• _Task item_: Practice item. Set the material below down again exactly, with no pictures.

• _Recorded data_:

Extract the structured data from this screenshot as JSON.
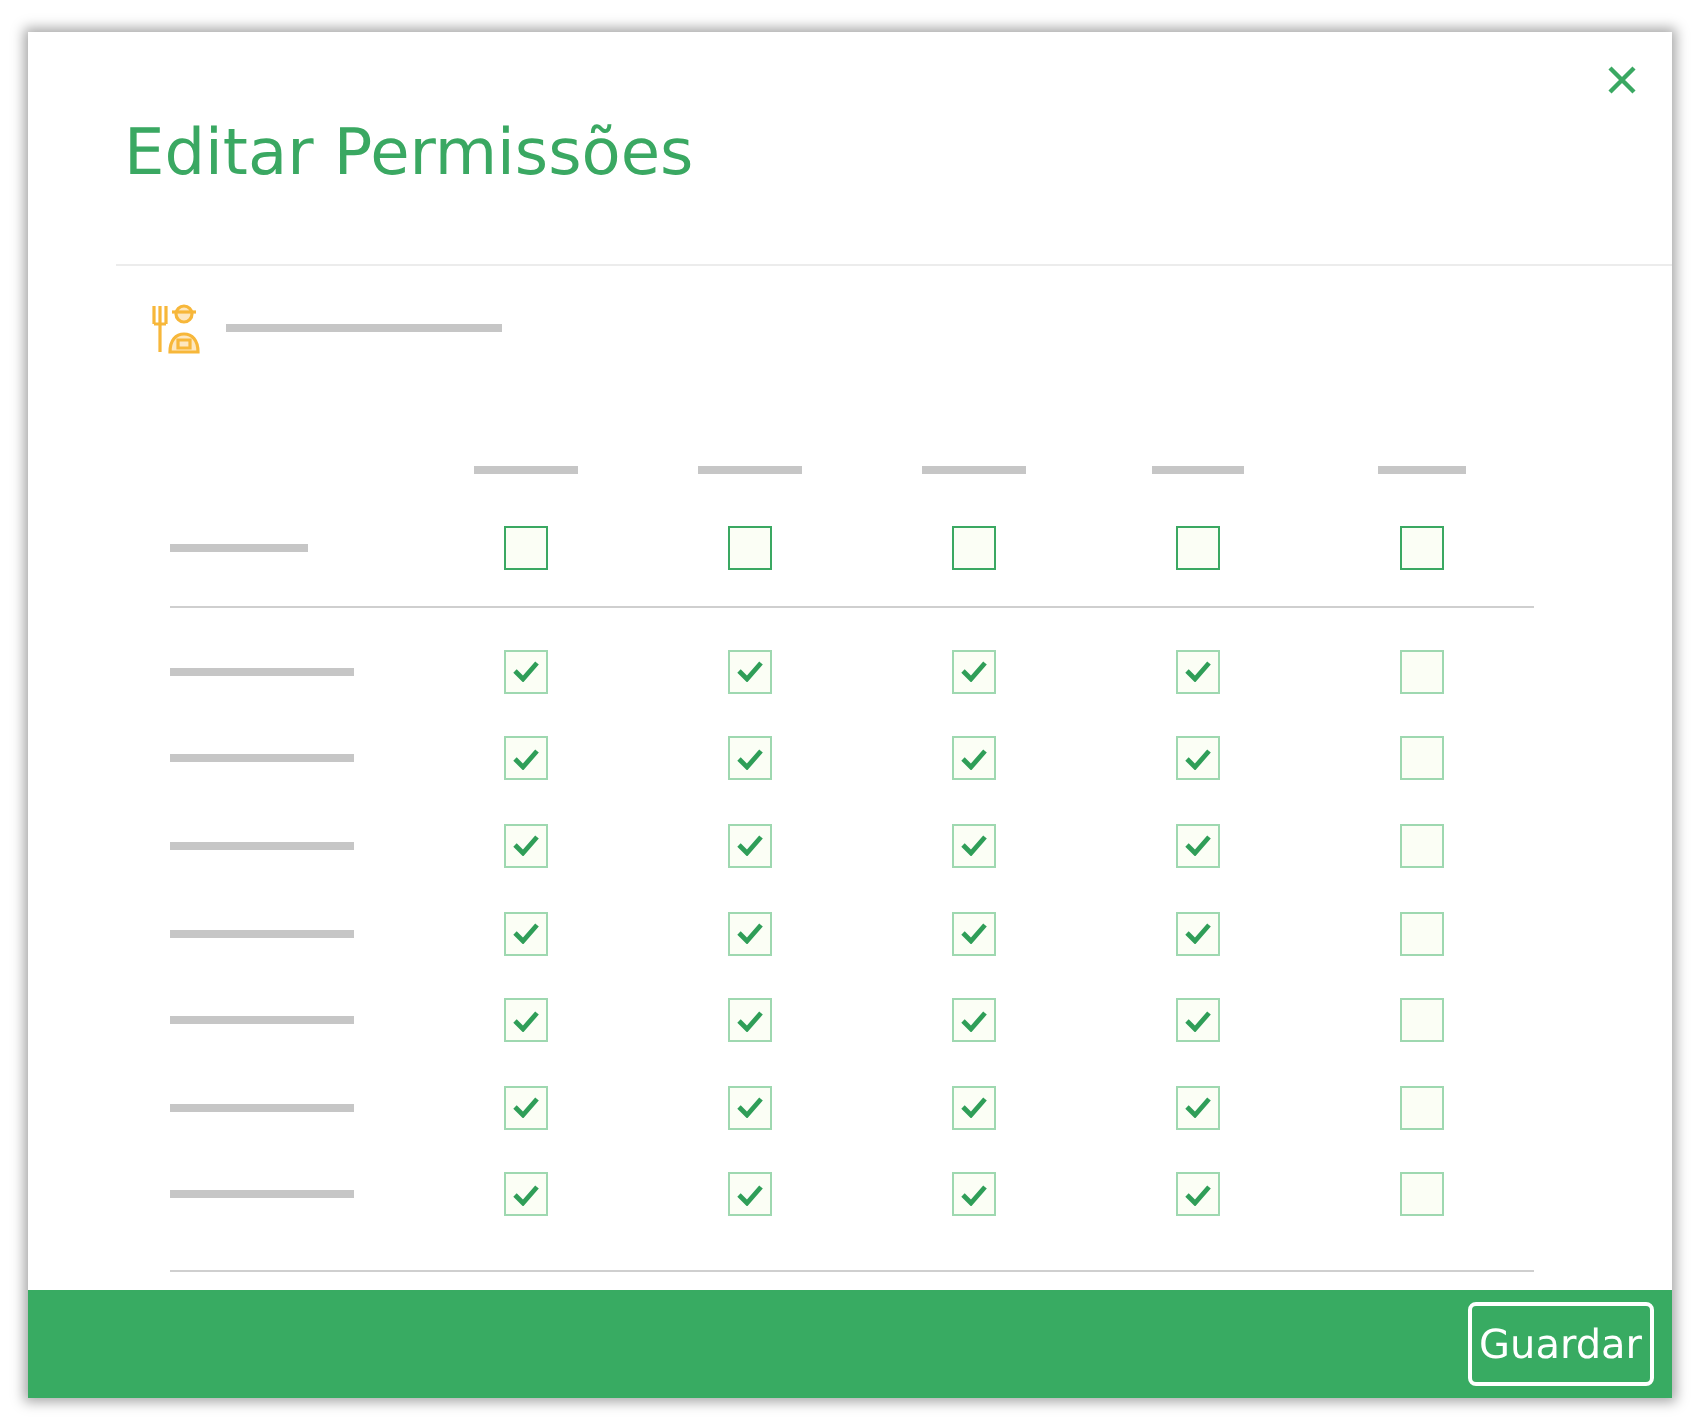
{
  "dialog": {
    "title": "Editar Permissões"
  },
  "table": {
    "header_checks": [
      {
        "checked": false
      },
      {
        "checked": false
      },
      {
        "checked": false
      },
      {
        "checked": false
      },
      {
        "checked": false
      }
    ],
    "rows": [
      {
        "checks": [
          {
            "checked": true
          },
          {
            "checked": true
          },
          {
            "checked": true
          },
          {
            "checked": true
          },
          {
            "checked": false
          }
        ]
      },
      {
        "checks": [
          {
            "checked": true
          },
          {
            "checked": true
          },
          {
            "checked": true
          },
          {
            "checked": true
          },
          {
            "checked": false
          }
        ]
      },
      {
        "checks": [
          {
            "checked": true
          },
          {
            "checked": true
          },
          {
            "checked": true
          },
          {
            "checked": true
          },
          {
            "checked": false
          }
        ]
      },
      {
        "checks": [
          {
            "checked": true
          },
          {
            "checked": true
          },
          {
            "checked": true
          },
          {
            "checked": true
          },
          {
            "checked": false
          }
        ]
      },
      {
        "checks": [
          {
            "checked": true
          },
          {
            "checked": true
          },
          {
            "checked": true
          },
          {
            "checked": true
          },
          {
            "checked": false
          }
        ]
      },
      {
        "checks": [
          {
            "checked": true
          },
          {
            "checked": true
          },
          {
            "checked": true
          },
          {
            "checked": true
          },
          {
            "checked": false
          }
        ]
      },
      {
        "checks": [
          {
            "checked": true
          },
          {
            "checked": true
          },
          {
            "checked": true
          },
          {
            "checked": true
          },
          {
            "checked": false
          }
        ]
      }
    ]
  },
  "footer": {
    "button": "Guardar"
  }
}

• _Task result_:
Extract the structured data from this screenshot as JSON.
{
  "dialog": {
    "title": "Editar Permissões"
  },
  "table": {
    "header_checks": [
      {
        "checked": false
      },
      {
        "checked": false
      },
      {
        "checked": false
      },
      {
        "checked": false
      },
      {
        "checked": false
      }
    ],
    "rows": [
      {
        "checks": [
          {
            "checked": true
          },
          {
            "checked": true
          },
          {
            "checked": true
          },
          {
            "checked": true
          },
          {
            "checked": false
          }
        ]
      },
      {
        "checks": [
          {
            "checked": true
          },
          {
            "checked": true
          },
          {
            "checked": true
          },
          {
            "checked": true
          },
          {
            "checked": false
          }
        ]
      },
      {
        "checks": [
          {
            "checked": true
          },
          {
            "checked": true
          },
          {
            "checked": true
          },
          {
            "checked": true
          },
          {
            "checked": false
          }
        ]
      },
      {
        "checks": [
          {
            "checked": true
          },
          {
            "checked": true
          },
          {
            "checked": true
          },
          {
            "checked": true
          },
          {
            "checked": false
          }
        ]
      },
      {
        "checks": [
          {
            "checked": true
          },
          {
            "checked": true
          },
          {
            "checked": true
          },
          {
            "checked": true
          },
          {
            "checked": false
          }
        ]
      },
      {
        "checks": [
          {
            "checked": true
          },
          {
            "checked": true
          },
          {
            "checked": true
          },
          {
            "checked": true
          },
          {
            "checked": false
          }
        ]
      },
      {
        "checks": [
          {
            "checked": true
          },
          {
            "checked": true
          },
          {
            "checked": true
          },
          {
            "checked": true
          },
          {
            "checked": false
          }
        ]
      }
    ]
  },
  "footer": {
    "button": "Guardar"
  }
}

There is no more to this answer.